The Dallas Mavericks are playing a dangerous game with the “keep the powder dry” plan. Cap space sounds like a good idea, but if free agents are not willing to come to the Mavs, it makes no difference in wins and losses.
Why would free agents not want to come to Dallas? The Mavs have recent success, a superstar in place, and a top-level head coach. They also have a first class organization, with a private plane, custom-made sideline chairs, and famously the best towels in the NBA. The night life isn’t what it is in Miami, New York, or L.A. but it’s not exactly Milwaukee either.
So with all those positives, why are the Mavericks not more attractive to free agents? Well the first answer is easy, the Mavs lone superstar is aging, and possibly already not the player he once was. Above and beyond that though, is the fact that Mark Cuban and Donnie Nelson have shown no loyalty to their own players in the Cuban era of the Mavs. Young free agents see an older Dirk, and think, “when this guy goes, what reason will Dallas have to be loyal to me?”
Steve Nash and Tyson Chandler are the obvious examples of this trend, but we will explore a timeline of players who the Mavs probably owed a new contract to, but choose to go a different direction.
Nick Van Exel: Traded Aug 18th 2003 after scoring 12.5 ppg and being the heart and soul of the Mavs playoff run. Clutch player and the Mavs’ first tough guy.
Raja Bell: Not resigned in 2003 after scoring 3.1 ppg and showing ability as a defensive stopper. Scored 11.2 ppg in the next season with Utah and became known as an elite defensive player.
Antwan Jamison: Jamison scored 14.8 ppg and grabbed 6.3 rebounds while playing only 29 mins a game. Jamison was not only wronged in being traded to Washington, but in being asked to take a bench role behind volume shooter Antoine Walker.
Steve Nash: The most famous example of Mavs disloyalty, Nash was let go in the prime of his career after scoring 15.5 ppg and having 9.5 assists per game. Nelson and Cuban worried about paying Nash after he was unable to guard Tony Parker in the playoffs.
Michael Finley: Finley was amnestied after a down season, scoring only 15.7 ppg, the lowest in his Mavs career. Nelson probably got this right as Finley was never the same, but Finley was the first big deal of the Cuban era, and Dallas wanted out early.
JJ Barea: 9.5 ppg, 3.9 apg and turning around two playoff series (including the Finals) wasn’t enough to get JJ a new deal with Dallas.
Caron Butler: Yes, Butler was hurt for the Mavs’ Finals run, but he was averaging 15 ppg and 4 rebounds a game before his injury. The Mavs looked almost unbeatable with him in the lineup. Still, he was not resigned – even at a reduced number.
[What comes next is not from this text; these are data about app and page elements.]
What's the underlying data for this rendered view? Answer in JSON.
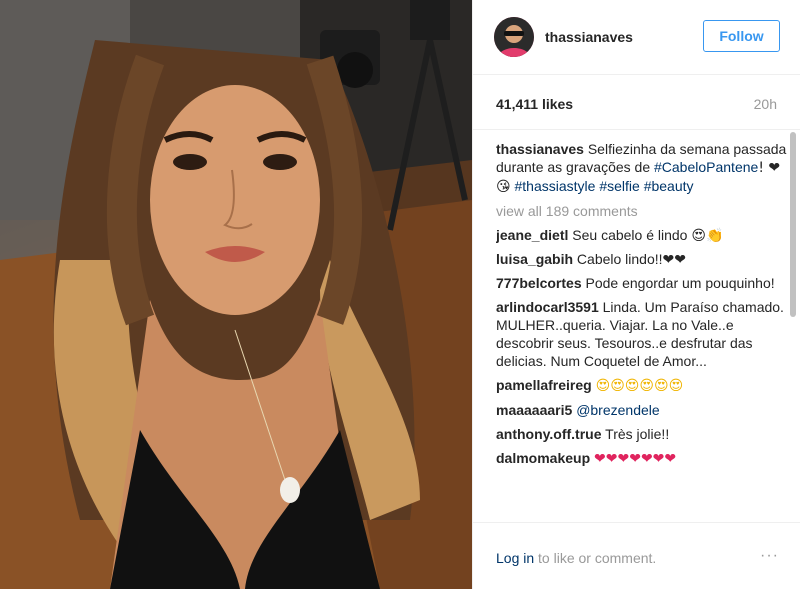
{
  "post": {
    "author": "thassianaves",
    "follow_label": "Follow",
    "likes": "41,411 likes",
    "time": "20h"
  },
  "caption": {
    "user": "thassianaves",
    "text": "Selfiezinha da semana passada durante as gravações de",
    "tag1": "#CabeloPantene",
    "after_tag1": "! ❤😘",
    "tag2": "#thassiastyle",
    "tag3": "#selfie",
    "tag4": "#beauty"
  },
  "view_all": "view all 189 comments",
  "comments": [
    {
      "user": "jeane_dietl",
      "text": "Seu cabelo é lindo 😍👏"
    },
    {
      "user": "luisa_gabih",
      "text": "Cabelo lindo!!❤❤"
    },
    {
      "user": "777belcortes",
      "text": "Pode engordar um pouquinho!"
    },
    {
      "user": "arlindocarl3591",
      "text": "Linda. Um Paraíso chamado. MULHER..queria. Viajar. La no Vale..e descobrir seus. Tesouros..e desfrutar das delicias. Num Coquetel de Amor..."
    },
    {
      "user": "pamellafreireg",
      "text": "😍😍😍😍😍😍"
    },
    {
      "user": "maaaaaari5",
      "text": "@brezendele"
    },
    {
      "user": "anthony.off.true",
      "text": "Très jolie!!"
    },
    {
      "user": "dalmomakeup",
      "text": "❤❤❤❤❤❤❤"
    }
  ],
  "footer": {
    "login_link": "Log in",
    "login_rest": " to like or comment.",
    "more": "···"
  },
  "colors": {
    "link": "#003569",
    "follow": "#3897f0",
    "muted": "#999999"
  },
  "icons": [
    "avatar-image",
    "more-options-icon"
  ]
}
Tyson Chandler: The perfect complement to Dirk, Chandler was not seriously considered by the Mavs despite his emotional leadership and a Defensive Player of the Year type performance.
DeShawn Stevenson: Stevenson was not great in the Mavs’ Finals winning season, but he took on tough guards, and hit big shots to take pressure off Dirk and Jason Terry. Unlike his other champion teammates, he was not signed to a big deal, and he was not even offered a deal from Cuban and Nelson.
Jason Terry: The Mavs let Terry walk, despite his long, successful partnership with Dirk, two Finals appearances, and averaging 15.1 ppg in his final season. Terry signed a deal with Boston for the mid-level exception. He deserves to have his jersey number retired here, and he deserved to be treated better by the organization.
History tells the story. Cuban and Nelson have been praised continuously for remaking the team several times around Dirk and maintaining Dallas as a contender. But the message to free agents is clear: “Come to Dallas, play well or even win a championship – but if you deserve a new deal, there’s a good chance the Mavs won’t give it to you.”